When the string "Plot" is part of a line below, that line should be copied.

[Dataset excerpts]

::::::

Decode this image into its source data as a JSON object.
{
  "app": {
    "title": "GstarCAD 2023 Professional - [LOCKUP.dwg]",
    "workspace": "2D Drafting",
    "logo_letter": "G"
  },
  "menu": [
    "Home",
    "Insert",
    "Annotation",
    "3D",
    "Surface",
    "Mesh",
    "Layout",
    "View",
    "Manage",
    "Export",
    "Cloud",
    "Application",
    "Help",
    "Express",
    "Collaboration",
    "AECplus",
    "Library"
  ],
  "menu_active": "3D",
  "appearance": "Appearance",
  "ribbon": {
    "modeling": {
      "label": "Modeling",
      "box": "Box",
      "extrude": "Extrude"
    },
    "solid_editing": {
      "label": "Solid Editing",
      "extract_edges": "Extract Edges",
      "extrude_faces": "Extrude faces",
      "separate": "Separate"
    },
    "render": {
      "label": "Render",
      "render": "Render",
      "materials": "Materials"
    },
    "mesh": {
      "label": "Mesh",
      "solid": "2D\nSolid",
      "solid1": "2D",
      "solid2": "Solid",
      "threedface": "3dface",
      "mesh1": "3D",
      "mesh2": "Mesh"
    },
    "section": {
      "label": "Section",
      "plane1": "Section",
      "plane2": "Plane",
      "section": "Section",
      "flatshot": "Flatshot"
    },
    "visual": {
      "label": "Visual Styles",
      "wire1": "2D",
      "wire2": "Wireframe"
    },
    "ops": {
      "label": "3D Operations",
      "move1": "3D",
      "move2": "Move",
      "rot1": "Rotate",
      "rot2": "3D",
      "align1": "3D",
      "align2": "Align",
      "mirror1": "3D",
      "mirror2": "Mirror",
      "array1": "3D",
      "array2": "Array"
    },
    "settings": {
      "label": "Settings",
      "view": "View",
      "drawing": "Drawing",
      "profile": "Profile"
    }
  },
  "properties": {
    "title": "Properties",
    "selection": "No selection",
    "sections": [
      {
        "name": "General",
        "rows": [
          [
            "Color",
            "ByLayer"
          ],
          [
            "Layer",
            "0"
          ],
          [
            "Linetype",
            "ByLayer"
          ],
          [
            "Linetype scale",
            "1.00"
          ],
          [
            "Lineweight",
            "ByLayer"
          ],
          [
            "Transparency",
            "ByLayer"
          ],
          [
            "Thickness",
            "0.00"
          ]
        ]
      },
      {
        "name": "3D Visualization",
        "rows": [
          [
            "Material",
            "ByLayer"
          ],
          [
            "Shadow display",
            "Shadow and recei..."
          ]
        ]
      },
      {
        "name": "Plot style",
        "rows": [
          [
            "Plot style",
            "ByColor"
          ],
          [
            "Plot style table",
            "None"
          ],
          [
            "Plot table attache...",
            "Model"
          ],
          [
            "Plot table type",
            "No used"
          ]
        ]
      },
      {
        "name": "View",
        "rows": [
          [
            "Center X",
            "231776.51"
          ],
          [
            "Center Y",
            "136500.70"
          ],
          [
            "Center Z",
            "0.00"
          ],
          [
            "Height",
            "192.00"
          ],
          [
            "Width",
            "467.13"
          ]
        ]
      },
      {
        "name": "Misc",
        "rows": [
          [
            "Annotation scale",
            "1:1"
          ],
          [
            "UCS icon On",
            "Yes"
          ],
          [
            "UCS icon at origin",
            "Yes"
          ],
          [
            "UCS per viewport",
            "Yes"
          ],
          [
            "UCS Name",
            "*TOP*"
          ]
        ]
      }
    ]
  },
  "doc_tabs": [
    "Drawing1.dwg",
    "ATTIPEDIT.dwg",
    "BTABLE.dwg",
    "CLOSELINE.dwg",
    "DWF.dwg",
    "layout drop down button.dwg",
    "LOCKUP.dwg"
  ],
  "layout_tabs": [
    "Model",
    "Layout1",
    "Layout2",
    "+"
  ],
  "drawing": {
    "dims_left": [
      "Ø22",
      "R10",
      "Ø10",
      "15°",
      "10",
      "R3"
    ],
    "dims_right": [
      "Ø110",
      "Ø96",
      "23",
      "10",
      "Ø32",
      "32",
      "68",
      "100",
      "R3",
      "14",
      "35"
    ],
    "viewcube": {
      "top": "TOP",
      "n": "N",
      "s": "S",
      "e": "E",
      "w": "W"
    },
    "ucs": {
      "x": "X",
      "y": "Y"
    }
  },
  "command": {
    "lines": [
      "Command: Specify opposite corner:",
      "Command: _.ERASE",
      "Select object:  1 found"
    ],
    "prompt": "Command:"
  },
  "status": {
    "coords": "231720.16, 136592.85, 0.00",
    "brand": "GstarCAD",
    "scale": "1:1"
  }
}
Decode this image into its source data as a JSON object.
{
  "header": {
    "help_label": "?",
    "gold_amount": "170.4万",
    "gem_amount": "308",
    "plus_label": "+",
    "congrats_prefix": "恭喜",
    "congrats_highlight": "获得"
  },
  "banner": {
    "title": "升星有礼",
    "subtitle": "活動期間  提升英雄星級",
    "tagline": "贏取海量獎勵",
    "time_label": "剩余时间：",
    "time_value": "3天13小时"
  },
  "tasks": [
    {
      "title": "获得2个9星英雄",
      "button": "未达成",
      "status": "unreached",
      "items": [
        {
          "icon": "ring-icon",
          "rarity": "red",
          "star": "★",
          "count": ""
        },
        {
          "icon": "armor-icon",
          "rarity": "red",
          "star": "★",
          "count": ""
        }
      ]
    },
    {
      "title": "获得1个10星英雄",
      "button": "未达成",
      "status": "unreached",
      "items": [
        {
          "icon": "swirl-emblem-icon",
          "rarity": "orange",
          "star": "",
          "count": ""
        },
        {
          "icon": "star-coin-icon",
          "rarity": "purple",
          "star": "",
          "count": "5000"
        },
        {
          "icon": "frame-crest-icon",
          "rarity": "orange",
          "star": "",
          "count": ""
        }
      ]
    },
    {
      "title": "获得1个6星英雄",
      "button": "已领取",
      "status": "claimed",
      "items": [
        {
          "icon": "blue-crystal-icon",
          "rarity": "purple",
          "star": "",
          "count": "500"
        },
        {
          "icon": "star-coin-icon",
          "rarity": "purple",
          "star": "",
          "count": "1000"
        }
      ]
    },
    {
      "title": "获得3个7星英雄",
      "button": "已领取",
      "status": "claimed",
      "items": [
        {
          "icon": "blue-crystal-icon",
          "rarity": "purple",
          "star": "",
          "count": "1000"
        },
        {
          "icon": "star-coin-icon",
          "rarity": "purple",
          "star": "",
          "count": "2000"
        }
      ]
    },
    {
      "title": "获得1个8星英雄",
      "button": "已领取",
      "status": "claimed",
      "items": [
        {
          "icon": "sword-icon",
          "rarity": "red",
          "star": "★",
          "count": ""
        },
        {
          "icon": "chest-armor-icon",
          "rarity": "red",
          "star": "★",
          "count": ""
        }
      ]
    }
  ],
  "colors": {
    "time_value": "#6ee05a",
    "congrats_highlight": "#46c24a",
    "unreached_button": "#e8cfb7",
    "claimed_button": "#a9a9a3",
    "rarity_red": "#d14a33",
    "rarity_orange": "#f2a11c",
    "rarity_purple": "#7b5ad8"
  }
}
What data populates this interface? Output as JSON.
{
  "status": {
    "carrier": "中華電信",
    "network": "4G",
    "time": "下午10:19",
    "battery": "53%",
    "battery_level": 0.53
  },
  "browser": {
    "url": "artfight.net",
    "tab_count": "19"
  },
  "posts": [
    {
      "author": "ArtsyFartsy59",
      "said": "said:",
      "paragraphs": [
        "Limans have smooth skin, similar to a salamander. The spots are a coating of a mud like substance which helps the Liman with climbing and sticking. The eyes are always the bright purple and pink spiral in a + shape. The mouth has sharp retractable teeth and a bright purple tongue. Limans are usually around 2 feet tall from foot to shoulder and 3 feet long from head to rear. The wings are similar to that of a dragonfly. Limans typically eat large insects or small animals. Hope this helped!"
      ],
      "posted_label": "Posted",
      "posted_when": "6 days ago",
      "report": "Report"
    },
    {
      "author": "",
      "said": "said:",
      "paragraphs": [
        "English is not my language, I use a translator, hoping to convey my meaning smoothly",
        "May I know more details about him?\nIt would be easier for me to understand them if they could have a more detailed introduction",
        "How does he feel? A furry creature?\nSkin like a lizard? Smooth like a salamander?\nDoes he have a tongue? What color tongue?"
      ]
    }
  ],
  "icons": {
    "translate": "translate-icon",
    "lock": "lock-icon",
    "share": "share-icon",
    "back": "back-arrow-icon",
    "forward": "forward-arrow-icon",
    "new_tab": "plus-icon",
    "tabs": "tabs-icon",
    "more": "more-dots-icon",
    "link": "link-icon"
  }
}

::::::

SOLVED PROBLEM
        "name": "Plot style",
            "Plot style",
            "Plot style table",
            "Plot table attache...",
            "Plot table type",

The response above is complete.